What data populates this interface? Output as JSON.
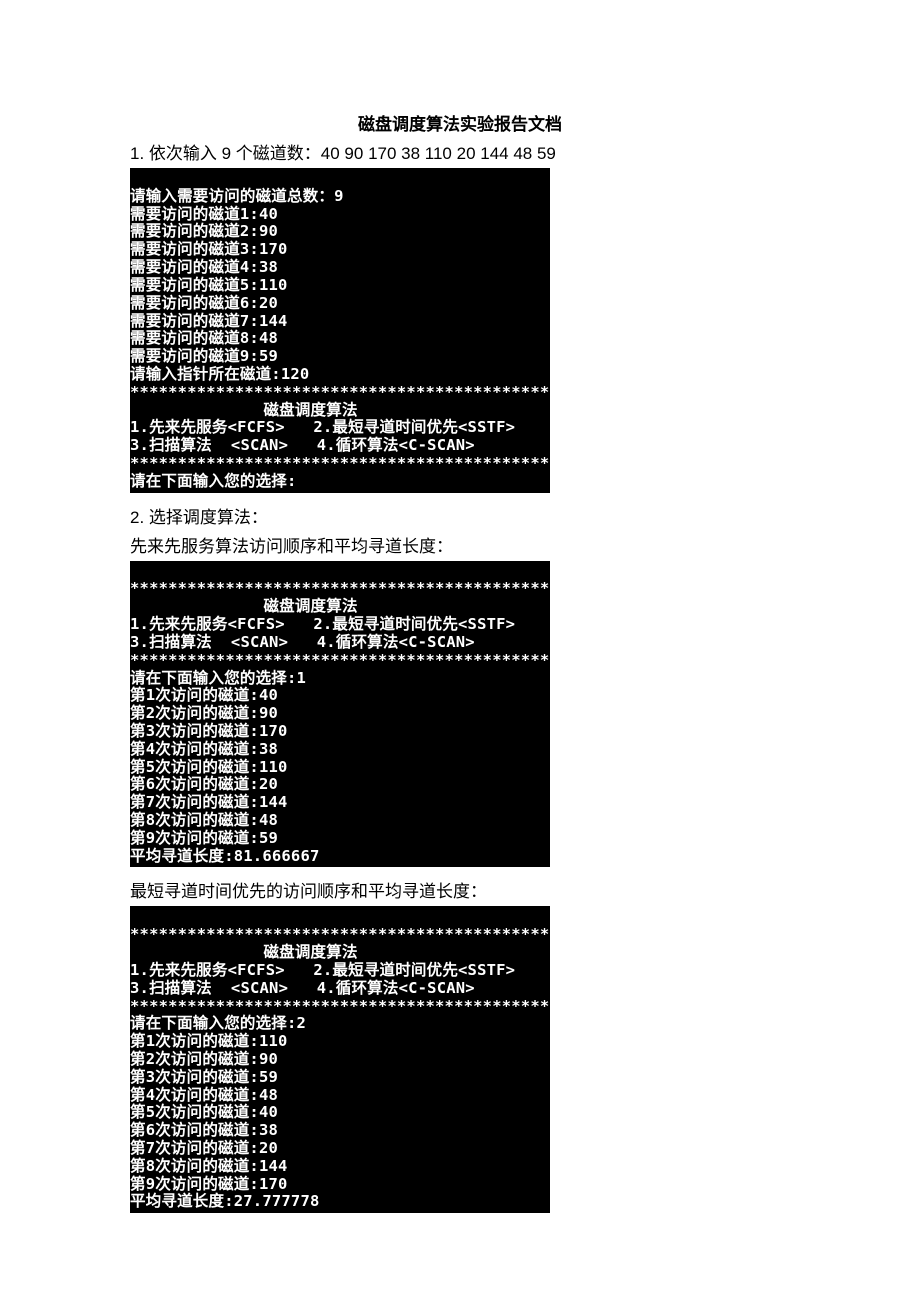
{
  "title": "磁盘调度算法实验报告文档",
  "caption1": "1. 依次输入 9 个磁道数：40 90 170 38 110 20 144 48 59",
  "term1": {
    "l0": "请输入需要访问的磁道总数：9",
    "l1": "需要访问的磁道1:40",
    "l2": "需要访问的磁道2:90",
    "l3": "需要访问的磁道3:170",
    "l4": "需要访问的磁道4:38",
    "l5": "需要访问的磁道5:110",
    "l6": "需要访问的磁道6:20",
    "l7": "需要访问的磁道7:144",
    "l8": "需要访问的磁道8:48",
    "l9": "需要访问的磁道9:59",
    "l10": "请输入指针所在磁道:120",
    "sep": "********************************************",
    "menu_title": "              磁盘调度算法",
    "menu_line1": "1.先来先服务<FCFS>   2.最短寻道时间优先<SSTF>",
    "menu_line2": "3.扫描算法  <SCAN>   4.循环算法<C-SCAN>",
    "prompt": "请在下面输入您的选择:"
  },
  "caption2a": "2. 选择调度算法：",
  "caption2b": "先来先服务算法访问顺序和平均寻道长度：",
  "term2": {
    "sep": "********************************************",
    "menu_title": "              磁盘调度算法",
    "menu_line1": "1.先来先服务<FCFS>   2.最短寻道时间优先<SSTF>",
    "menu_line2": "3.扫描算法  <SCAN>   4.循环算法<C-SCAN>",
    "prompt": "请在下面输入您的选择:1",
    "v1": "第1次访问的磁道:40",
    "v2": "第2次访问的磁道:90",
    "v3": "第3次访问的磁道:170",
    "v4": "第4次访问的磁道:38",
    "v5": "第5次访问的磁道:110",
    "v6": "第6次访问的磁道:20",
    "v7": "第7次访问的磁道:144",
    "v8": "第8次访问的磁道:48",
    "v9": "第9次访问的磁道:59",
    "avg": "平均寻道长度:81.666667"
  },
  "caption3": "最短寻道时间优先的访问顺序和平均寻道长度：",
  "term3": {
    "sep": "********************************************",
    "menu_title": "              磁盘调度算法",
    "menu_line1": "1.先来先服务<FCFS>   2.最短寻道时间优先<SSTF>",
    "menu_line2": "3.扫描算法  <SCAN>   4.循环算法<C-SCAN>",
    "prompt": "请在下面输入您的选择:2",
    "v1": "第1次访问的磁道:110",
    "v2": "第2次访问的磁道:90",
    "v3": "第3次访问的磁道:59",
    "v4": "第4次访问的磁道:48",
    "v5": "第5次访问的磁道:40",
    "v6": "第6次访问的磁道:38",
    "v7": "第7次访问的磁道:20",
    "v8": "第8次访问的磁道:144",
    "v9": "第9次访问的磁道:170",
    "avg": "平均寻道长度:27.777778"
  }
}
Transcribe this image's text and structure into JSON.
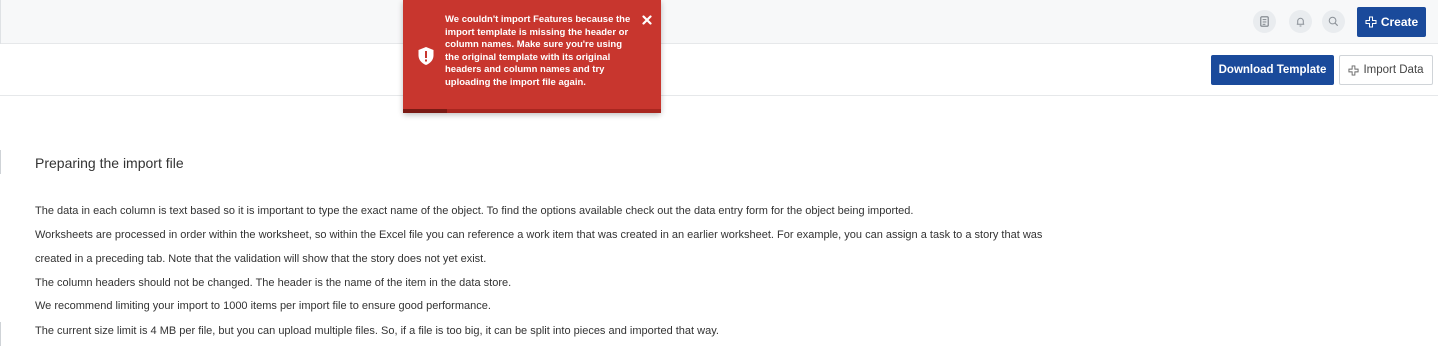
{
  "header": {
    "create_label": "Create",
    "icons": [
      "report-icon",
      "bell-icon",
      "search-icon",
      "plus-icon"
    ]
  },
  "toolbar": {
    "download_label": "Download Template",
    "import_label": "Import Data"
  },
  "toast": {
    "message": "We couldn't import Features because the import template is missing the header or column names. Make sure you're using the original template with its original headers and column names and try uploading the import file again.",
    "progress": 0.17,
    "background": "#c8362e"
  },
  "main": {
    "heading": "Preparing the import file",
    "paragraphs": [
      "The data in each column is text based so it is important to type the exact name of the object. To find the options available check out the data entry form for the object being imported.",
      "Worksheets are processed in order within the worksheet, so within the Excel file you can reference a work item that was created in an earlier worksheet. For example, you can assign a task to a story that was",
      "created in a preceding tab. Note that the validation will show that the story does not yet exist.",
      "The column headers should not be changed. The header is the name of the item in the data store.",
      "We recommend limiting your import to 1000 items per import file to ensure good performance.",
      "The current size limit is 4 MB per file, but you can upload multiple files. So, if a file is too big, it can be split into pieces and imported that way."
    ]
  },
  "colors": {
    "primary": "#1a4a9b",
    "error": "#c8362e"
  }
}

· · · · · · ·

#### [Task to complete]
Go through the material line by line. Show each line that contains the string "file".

#### [Task answer]
    "message": "We couldn't import Features because the import template is missing the header or column names. Make sure you're using the original template with its original headers and column names and try uploading the import file again.",
    "heading": "Preparing the import file",
      "Worksheets are processed in order within the worksheet, so within the Excel file you can reference a work item that was created in an earlier worksheet. For example, you can assign a task to a story that was",
      "We recommend limiting your import to 1000 items per import file to ensure good performance.",
      "The current size limit is 4 MB per file, but you can upload multiple files. So, if a file is too big, it can be split into pieces and imported that way."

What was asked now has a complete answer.